Stormy conditions didn't dampen anyone's enthusiasm Monday as Franklin Elementary School, Moline, reopened its doors.
More than 200 people attended the celebration. A standing-room-only crowd exceeded the 100 chairs set up for the occasion.
"Welcome to the new looking Franklin Elementary," Moline-Coal Valley School District superintendent Lanty McGuire said to open the public ribbon-cutting ceremony.
That preceded an "Unpack Your Backpack" event to show the school off to students.
James Russell, president and CEO of Davenport's Russell Construction Co., tested the audience with a math question.
"We spent $4.3 million in 90 days to put this all together, so what did it cost per day?"

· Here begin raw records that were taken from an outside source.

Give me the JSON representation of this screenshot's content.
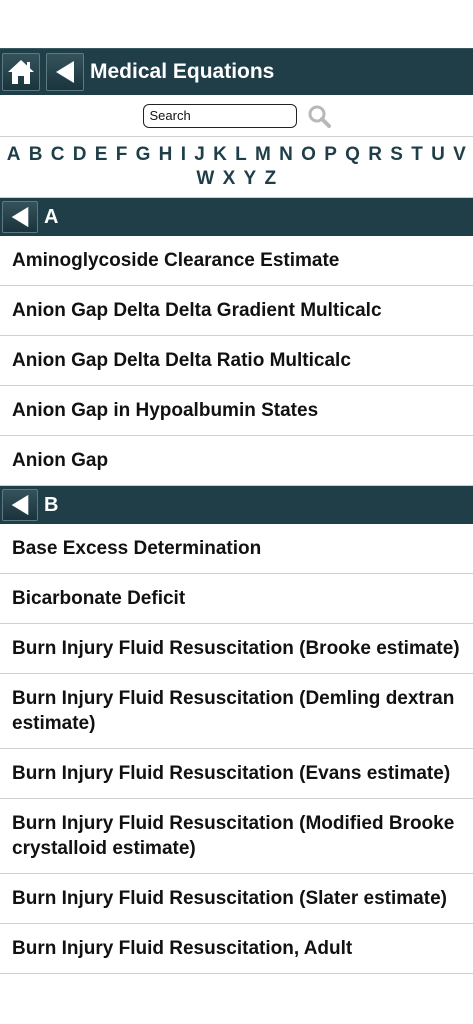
{
  "header": {
    "title": "Medical Equations",
    "home_icon": "home-icon",
    "back_icon": "back-arrow-icon"
  },
  "search": {
    "placeholder": "Search"
  },
  "alphabet": [
    "A",
    "B",
    "C",
    "D",
    "E",
    "F",
    "G",
    "H",
    "I",
    "J",
    "K",
    "L",
    "M",
    "N",
    "O",
    "P",
    "Q",
    "R",
    "S",
    "T",
    "U",
    "V",
    "W",
    "X",
    "Y",
    "Z"
  ],
  "sections": [
    {
      "letter": "A",
      "items": [
        "Aminoglycoside Clearance Estimate",
        "Anion Gap Delta Delta Gradient Multicalc",
        "Anion Gap Delta Delta Ratio Multicalc",
        "Anion Gap in Hypoalbumin States",
        "Anion Gap"
      ]
    },
    {
      "letter": "B",
      "items": [
        "Base Excess Determination",
        "Bicarbonate Deficit",
        "Burn Injury Fluid Resuscitation (Brooke estimate)",
        "Burn Injury Fluid Resuscitation (Demling dextran estimate)",
        "Burn Injury Fluid Resuscitation (Evans estimate)",
        "Burn Injury Fluid Resuscitation (Modified Brooke crystalloid estimate)",
        "Burn Injury Fluid Resuscitation (Slater estimate)",
        "Burn Injury Fluid Resuscitation, Adult"
      ]
    }
  ],
  "colors": {
    "header_bg": "#1f3e48",
    "alphabet_text": "#1f3e48"
  }
}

He answered. "It cost $47,000 per day."
It took 170 trades people to complete the project, he said.
A September 2017 fire caused the school to relocate to a former Western Illinois University/IBM building on Moline's 60th Street, leased for the school year from the Joe Lemon family.
Joe Lemon Sr. and Jr. attended Monday's gathering, and said they were impressed by the community turnout
After the fire, only five days of education were lost, McGuire said. With a weekend, it took eight days for classes to resume, an "unbelievable short amount of time," he said.
McGuire called it an exciting day to "welcome our students back to their home school. It takes a village to raise a child, and the refurbishing of Franklin is a good example of that," he said.
Macy McCurdy, 8, entering the third grade, was equally excited, especially by the air-conditioned building.
Her mom, PTA president Julie Dean-McCurdy, thought workers did a "beautiful job," and agreed with her daughter that it all looks bigger and brighter than the old Franklin, although the school's 30,578 square footage remained the same.
Franklin was built in 1952, and had additions built in 1954 and 1968, according to school records provided by Candace Sountris, school district public information and communications director.
Among emergency responders who answered the fire call were state Sen. Neil Anderson, R-Andalusia, and Ron Crouch. Crouch has been a Moline Second Alarmer for 49 years, but was at the ceremony representing the Quad-Cities Chamber of Commerce as an ambassador.
Anderson also attended Monday's ceremony, and mentioned to McGuire that it certainly looked better than it did on the day of the fire.
McGuire also called it a valuable lesson for students by teaching them what to do during a crisis.
"It will be something they can carry with them through the rest of their lives, that they lived through this and have become better for it," McGuire said.
Tours of the building showed off a new lobby with a state-of-the-art security system, LED lighting throughout the building, an open library concept, a flexible art-music room, and a new Discovery Lab in a former kindergarten room, now moved up the hall, and including separate restrooms.
New floors and repainted rooms were included as tour stops, as well as a look at where the fire started in the back of the school.
The tour also featured a new screen for the school stage, where a slide show was presented to end the occasion before students proceeded unpacking their backpacks.
"Most importantly," principal Michele Pittington said, "we're home now."
Teachers all wore "Home Sweet Home" T-Shirts, as were members of the ribbon-cutting crew Jenny Densberger and Luann Lindauer, who were joined by parent Amanda Casterton and students Julia McCowan, Lucas and Jacob Berkley and Macy McCurdy.